(noun) A speech sound produced by some obstruction of the vocal tract above the glottis. The vocal cords are vibrated with some consonants, called voiced consonants (e.g. b, d, g, v); others are unvoiced or voiceless (e.g. p, t, k, f, s); still others may have both forms (e.g. th).
Consonants may be classified according to their manner of articulation (nasal, lateral, fricative, affricate, or as a VOCAL STOP); by their length (short, long); or by their point of articulation (bilabial, labiodental, interdental, dental, palatal, velar, uvular, pharyngeal, and glottal).
The BANDWIDTH of most consonants is more than an OCTAVE, and together their energy can range from 100 Hz to 10 kHz, as shown on a SONAGRAM. The perception of the higher consonants is affected by PRESBYCUSIS.
Compare: VOWEL. See: FORMANT, PHONE, SIBILANCE, TRANSIENT, TRILL.
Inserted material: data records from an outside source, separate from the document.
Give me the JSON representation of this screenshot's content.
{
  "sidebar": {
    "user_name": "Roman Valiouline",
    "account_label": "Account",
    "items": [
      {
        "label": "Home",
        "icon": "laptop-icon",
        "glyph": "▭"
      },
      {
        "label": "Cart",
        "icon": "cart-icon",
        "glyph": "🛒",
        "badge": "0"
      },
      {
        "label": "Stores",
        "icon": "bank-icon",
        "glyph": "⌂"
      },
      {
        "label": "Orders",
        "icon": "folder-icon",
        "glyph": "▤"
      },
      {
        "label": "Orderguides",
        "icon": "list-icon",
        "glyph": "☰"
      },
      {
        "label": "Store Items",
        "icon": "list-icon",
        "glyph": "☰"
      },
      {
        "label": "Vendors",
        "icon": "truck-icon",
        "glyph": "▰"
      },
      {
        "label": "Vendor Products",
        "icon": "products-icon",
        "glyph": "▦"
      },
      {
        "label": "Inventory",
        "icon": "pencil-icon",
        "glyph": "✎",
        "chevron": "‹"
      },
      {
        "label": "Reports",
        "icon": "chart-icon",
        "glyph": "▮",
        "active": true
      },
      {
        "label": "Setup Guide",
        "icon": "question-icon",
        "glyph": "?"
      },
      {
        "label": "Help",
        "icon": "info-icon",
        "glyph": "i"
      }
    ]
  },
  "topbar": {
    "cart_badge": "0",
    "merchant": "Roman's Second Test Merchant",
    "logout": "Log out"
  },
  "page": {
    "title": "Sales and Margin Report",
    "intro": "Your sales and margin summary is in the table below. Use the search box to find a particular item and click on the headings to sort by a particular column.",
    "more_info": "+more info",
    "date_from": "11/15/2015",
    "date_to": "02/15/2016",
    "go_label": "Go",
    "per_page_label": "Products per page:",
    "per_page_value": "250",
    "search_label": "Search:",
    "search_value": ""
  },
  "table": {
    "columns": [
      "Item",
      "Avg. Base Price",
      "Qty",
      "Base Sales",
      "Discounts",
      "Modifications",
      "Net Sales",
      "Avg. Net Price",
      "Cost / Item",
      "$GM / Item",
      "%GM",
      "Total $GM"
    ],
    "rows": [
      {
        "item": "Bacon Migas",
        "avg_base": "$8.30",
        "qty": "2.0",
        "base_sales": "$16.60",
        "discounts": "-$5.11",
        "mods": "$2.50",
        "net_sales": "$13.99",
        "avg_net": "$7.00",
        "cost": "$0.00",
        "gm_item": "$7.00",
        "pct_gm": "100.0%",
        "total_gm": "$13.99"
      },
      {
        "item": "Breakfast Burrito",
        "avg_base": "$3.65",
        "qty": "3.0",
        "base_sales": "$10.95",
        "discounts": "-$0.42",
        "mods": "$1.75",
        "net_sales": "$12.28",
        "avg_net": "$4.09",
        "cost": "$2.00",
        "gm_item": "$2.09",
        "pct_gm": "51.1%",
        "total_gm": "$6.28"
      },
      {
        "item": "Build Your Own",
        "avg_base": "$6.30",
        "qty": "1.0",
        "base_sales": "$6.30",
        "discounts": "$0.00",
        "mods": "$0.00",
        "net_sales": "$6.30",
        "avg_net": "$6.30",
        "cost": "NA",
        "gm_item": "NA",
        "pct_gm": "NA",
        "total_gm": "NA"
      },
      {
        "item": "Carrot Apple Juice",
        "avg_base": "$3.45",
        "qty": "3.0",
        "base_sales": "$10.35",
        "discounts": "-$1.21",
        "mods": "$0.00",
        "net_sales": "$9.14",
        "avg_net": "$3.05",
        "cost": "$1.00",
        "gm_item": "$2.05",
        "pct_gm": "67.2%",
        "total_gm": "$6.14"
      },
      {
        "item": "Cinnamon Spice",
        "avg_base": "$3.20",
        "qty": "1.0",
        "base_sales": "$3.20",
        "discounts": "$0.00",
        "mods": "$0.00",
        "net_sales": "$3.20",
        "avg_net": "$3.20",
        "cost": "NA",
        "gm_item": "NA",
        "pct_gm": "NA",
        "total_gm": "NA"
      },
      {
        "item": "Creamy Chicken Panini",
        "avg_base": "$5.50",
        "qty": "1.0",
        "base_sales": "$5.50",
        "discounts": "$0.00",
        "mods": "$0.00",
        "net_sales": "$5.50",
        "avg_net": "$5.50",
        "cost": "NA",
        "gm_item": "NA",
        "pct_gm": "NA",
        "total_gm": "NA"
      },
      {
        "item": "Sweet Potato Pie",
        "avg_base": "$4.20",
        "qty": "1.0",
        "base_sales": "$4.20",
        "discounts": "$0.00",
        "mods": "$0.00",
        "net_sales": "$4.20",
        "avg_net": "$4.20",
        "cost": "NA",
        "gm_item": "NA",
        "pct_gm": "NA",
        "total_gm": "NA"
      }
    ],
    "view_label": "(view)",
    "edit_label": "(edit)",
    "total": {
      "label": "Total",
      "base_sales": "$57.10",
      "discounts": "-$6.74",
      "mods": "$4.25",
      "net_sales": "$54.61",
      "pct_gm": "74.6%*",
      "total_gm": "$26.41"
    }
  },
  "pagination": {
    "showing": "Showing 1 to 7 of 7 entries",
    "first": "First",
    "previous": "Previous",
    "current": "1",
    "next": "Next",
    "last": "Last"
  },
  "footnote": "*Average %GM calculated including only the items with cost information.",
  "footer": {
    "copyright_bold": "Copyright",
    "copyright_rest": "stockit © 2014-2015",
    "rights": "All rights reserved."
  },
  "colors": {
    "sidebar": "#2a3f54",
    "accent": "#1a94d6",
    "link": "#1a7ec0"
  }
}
As an adjective, the term refers to the quality of CONSONANCE.